RECORDS FOR THE EXERCISE:

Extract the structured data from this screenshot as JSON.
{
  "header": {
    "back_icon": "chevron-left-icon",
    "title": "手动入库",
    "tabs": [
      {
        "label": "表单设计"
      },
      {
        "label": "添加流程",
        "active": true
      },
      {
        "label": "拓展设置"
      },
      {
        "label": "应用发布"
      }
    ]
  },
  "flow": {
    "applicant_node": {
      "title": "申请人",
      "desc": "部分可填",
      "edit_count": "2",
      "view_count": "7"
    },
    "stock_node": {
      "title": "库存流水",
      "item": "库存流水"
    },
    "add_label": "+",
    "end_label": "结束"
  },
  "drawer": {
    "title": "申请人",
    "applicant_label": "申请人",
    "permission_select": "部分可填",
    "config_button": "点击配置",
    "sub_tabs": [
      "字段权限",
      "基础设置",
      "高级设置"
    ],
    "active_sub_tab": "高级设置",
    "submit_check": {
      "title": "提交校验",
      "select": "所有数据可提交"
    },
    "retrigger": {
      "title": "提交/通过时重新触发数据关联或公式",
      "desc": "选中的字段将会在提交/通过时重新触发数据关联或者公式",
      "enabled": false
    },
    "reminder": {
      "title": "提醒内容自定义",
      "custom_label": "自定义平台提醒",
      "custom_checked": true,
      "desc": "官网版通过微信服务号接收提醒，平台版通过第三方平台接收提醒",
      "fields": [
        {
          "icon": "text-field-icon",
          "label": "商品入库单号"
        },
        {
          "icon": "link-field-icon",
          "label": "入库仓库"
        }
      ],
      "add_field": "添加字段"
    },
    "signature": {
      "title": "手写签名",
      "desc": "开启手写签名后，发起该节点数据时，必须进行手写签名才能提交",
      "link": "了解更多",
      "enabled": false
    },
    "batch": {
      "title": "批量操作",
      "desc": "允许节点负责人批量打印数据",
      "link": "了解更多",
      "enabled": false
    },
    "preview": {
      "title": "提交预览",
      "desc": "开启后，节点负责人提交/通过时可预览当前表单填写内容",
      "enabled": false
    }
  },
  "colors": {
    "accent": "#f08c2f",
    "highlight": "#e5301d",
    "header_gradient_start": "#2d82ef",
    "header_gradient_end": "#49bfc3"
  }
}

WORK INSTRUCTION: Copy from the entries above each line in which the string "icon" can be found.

RESULT:
    "back_icon": "chevron-left-icon",
          "icon": "text-field-icon",
          "icon": "link-field-icon",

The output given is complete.